I’ve been thinking a lot recently about the process of adaptation, and I’ve written a couple of posts about the dangers of adapting a much-loved story and the fallacy of thinking there is a “right” version of any legendary material. It got me thinking about what can and can’t be changed.
More literature is adaptation than people tend to think. With the rise of printing and then the rise of copyright law, coupled with a post-romantic idea of “inspiration” over imitation, I think we’ve forgotten that there’s nothing really new under the sun. And this is a good thing – the stories of the past are part of how we understand ourselves. But, when you’re adapting, how far is too far?
I am personally of a vaguely Swansonesque persuasion in that, that is to say, for the most part I think people should be free to do with existing material what they wish. That said, if you travel too far from the original then you lose that sense of working with something and remaking it creatively – and remaking is in many ways at least as creative as making new.

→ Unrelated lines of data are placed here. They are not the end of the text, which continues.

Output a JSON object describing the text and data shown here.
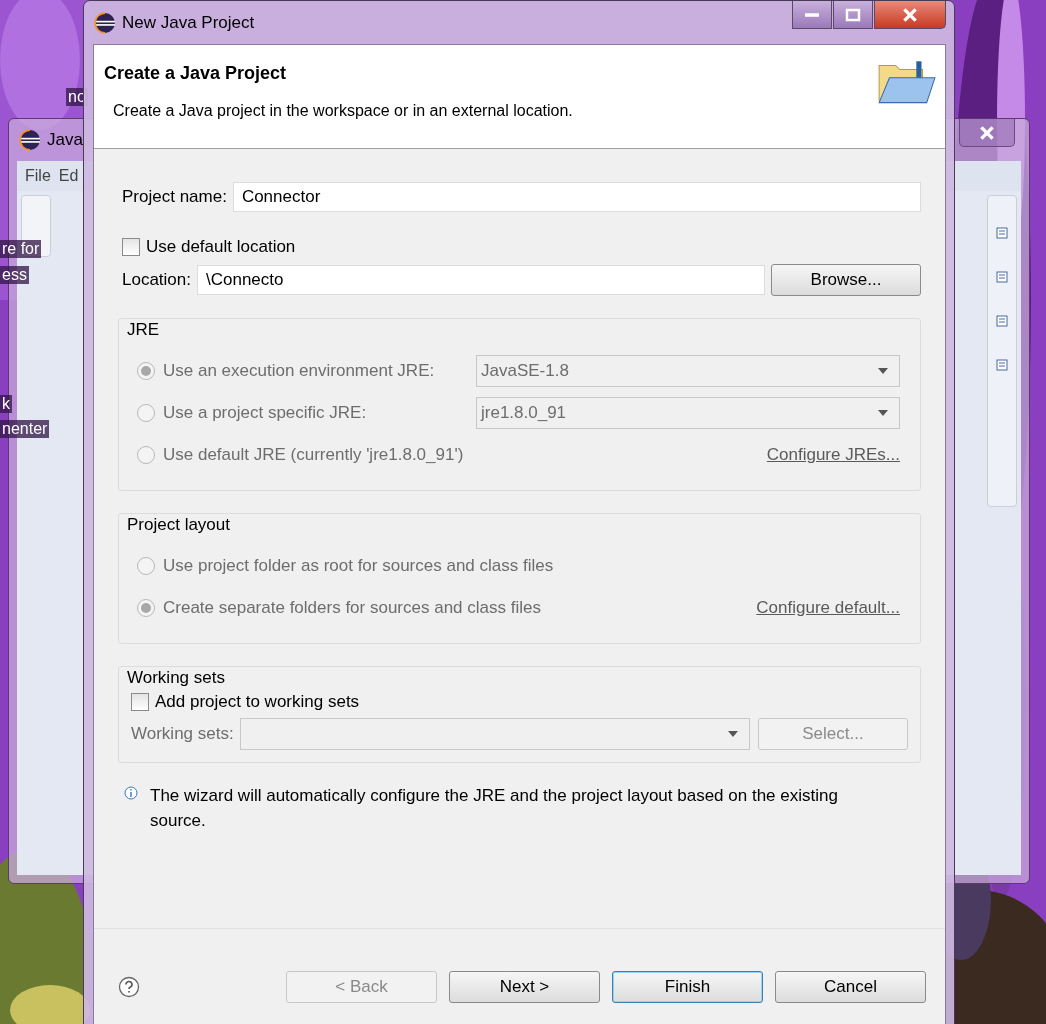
{
  "window": {
    "title": "New Java Project"
  },
  "header": {
    "title": "Create a Java Project",
    "description": "Create a Java project in the workspace or in an external location."
  },
  "project_name": {
    "label": "Project name:",
    "value": "Connector"
  },
  "use_default_location": {
    "label": "Use default location",
    "checked": false
  },
  "location": {
    "label": "Location:",
    "value": "\\Connecto",
    "button": "Browse..."
  },
  "jre": {
    "title": "JRE",
    "disabled": true,
    "options": [
      {
        "label": "Use an execution environment JRE:",
        "selected": true,
        "kind": "combo",
        "value": "JavaSE-1.8"
      },
      {
        "label": "Use a project specific JRE:",
        "selected": false,
        "kind": "combo",
        "value": "jre1.8.0_91"
      },
      {
        "label": "Use default JRE (currently 'jre1.8.0_91')",
        "selected": false,
        "kind": "link",
        "value": "Configure JREs..."
      }
    ]
  },
  "project_layout": {
    "title": "Project layout",
    "disabled": true,
    "options": [
      {
        "label": "Use project folder as root for sources and class files",
        "selected": false,
        "kind": "plain"
      },
      {
        "label": "Create separate folders for sources and class files",
        "selected": true,
        "kind": "link",
        "value": "Configure default..."
      }
    ]
  },
  "working_sets": {
    "title": "Working sets",
    "checkbox": {
      "label": "Add project to working sets",
      "checked": false
    },
    "field_label": "Working sets:",
    "button": "Select...",
    "disabled": true
  },
  "info": "The wizard will automatically configure the JRE and the project layout based on the existing source.",
  "buttons": [
    {
      "label": "< Back",
      "disabled": true,
      "default": false
    },
    {
      "label": "Next >",
      "disabled": false,
      "default": false
    },
    {
      "label": "Finish",
      "disabled": false,
      "default": true
    },
    {
      "label": "Cancel",
      "disabled": false,
      "default": false
    }
  ],
  "background_window": {
    "title": "Java",
    "menu": [
      "File",
      "Ed"
    ]
  },
  "desktop_labels": [
    "no",
    "re for",
    "ess",
    "k",
    "nenter"
  ]
}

That said, I’m yet to come across any Arthuriana that successfully translates the story through time (except perhaps Avalon High, for its shameless disnified tweenieness). I’d be very interested to read one (or perhaps write one one day, ho ho). But that said, every version seems to shuffle things around; family relations, the order of events, goodies baddies etc. And I think that’s what’s attracted me to it the most.

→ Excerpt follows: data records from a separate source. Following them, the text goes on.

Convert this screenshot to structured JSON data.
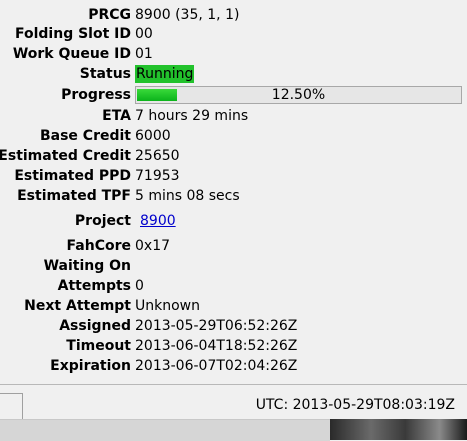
{
  "fields": [
    {
      "label": "PRCG",
      "value": "8900 (35, 1, 1)"
    },
    {
      "label": "Folding Slot ID",
      "value": "00"
    },
    {
      "label": "Work Queue ID",
      "value": "01"
    },
    {
      "label": "Status",
      "value": "Running"
    },
    {
      "label": "Progress",
      "value": "12.50%",
      "fraction": 0.125
    },
    {
      "label": "ETA",
      "value": "7 hours 29 mins"
    },
    {
      "label": "Base Credit",
      "value": "6000"
    },
    {
      "label": "Estimated Credit",
      "value": "25650"
    },
    {
      "label": "Estimated PPD",
      "value": "71953"
    },
    {
      "label": "Estimated TPF",
      "value": "5 mins 08 secs"
    },
    {
      "label": "Project",
      "value": "8900"
    },
    {
      "label": "FahCore",
      "value": "0x17"
    },
    {
      "label": "Waiting On",
      "value": ""
    },
    {
      "label": "Attempts",
      "value": "0"
    },
    {
      "label": "Next Attempt",
      "value": "Unknown"
    },
    {
      "label": "Assigned",
      "value": "2013-05-29T06:52:26Z"
    },
    {
      "label": "Timeout",
      "value": "2013-06-04T18:52:26Z"
    },
    {
      "label": "Expiration",
      "value": "2013-06-07T02:04:26Z"
    }
  ],
  "colors": {
    "status_running": "#22c22c",
    "progress_fill": "#16c02a",
    "link": "#0000cc"
  },
  "statusbar": {
    "utc": "UTC: 2013-05-29T08:03:19Z"
  }
}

So really I’m just interested to know – what do others consider when they adapt? What is “off-limits”? What’s “fair play”? Does anyone know of any adaptations of *any* stories that have worked particularly well?